The Endowment Effect: What Helps Us Improve Our Perspective Taking?
By: Amanda Traub '16
Advising Faculty: Ann Sloan Devlin

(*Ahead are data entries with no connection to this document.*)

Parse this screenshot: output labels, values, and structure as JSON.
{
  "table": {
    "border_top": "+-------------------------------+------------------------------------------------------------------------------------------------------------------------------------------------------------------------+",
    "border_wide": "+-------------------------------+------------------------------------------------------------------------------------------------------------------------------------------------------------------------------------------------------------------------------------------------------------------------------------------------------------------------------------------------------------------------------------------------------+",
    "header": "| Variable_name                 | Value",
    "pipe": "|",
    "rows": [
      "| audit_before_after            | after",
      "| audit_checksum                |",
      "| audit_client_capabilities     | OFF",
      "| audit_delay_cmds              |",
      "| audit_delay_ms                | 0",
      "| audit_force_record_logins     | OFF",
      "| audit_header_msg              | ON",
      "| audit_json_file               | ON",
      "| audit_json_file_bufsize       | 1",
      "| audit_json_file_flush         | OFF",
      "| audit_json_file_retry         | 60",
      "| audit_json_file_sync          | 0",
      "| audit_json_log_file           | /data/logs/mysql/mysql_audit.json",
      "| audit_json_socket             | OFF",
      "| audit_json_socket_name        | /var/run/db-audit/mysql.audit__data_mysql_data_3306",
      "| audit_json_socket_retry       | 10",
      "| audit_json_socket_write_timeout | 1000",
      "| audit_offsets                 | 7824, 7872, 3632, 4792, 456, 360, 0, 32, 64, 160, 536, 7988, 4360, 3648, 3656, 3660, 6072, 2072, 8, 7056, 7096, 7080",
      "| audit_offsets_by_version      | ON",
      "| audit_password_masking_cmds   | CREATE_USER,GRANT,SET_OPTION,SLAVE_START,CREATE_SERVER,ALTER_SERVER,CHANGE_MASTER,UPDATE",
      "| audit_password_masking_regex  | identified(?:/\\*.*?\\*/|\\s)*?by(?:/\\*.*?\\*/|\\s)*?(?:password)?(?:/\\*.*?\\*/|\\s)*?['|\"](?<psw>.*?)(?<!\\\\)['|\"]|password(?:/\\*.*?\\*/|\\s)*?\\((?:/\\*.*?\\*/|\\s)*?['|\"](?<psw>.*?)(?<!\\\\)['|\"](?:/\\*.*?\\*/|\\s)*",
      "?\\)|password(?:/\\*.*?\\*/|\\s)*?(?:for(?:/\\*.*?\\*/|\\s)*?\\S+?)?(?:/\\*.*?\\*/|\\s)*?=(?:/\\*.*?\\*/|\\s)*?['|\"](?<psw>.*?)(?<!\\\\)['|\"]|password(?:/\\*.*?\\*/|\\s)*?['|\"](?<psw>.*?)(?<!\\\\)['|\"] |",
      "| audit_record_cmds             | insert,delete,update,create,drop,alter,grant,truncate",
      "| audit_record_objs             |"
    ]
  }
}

Two studies examine if people’s inability to anticipate the endowment effect is a result of failed perspective taking. The first study examined the effect of a financial incentive on people’s ability to anticipate the endowment effect, using 40 participants from psychology courses at Connecticut College. Analyses were conducted to test for egocentrism, and to determine how a financial incentive would affect people’s ability to anticipate the endowment effect. The results indicated that buyers trended toward being egocentric in that they underestimated the sellers’ average selling price (p=.073), and that a financial incentive was not effective at improving people’s ability to anticipate the endowment effect (p=.917). The second study implemented similarity and difference priming in order to help improve people’s ability to anticipate the endowment effect. This study used 81 participants from psychology courses at Connecticut College. The results indicated that the endowment effect only occurred in the control group (p=.050). Statistical tests were conducted in order to determine whether people lacked the ability to anticipate the endowment effect, and if they did, if similarity or difference priming improved their ability to anticipate the endowment effect. Analyses revealed that buyers in the control and similarity prime groups had the most difficulty anticipating the endowment effect (p=.089, p=.060, respectively), whereas sellers and those who were primed for differences tended to be the most accurate. People seem to need help remembering that other people may be different in order to overcome their inaccurate perspectives. The implications of the endowment effect, anticipating the endowment effect, and accurate perspective taking are discussed.
Related Fields: Psychology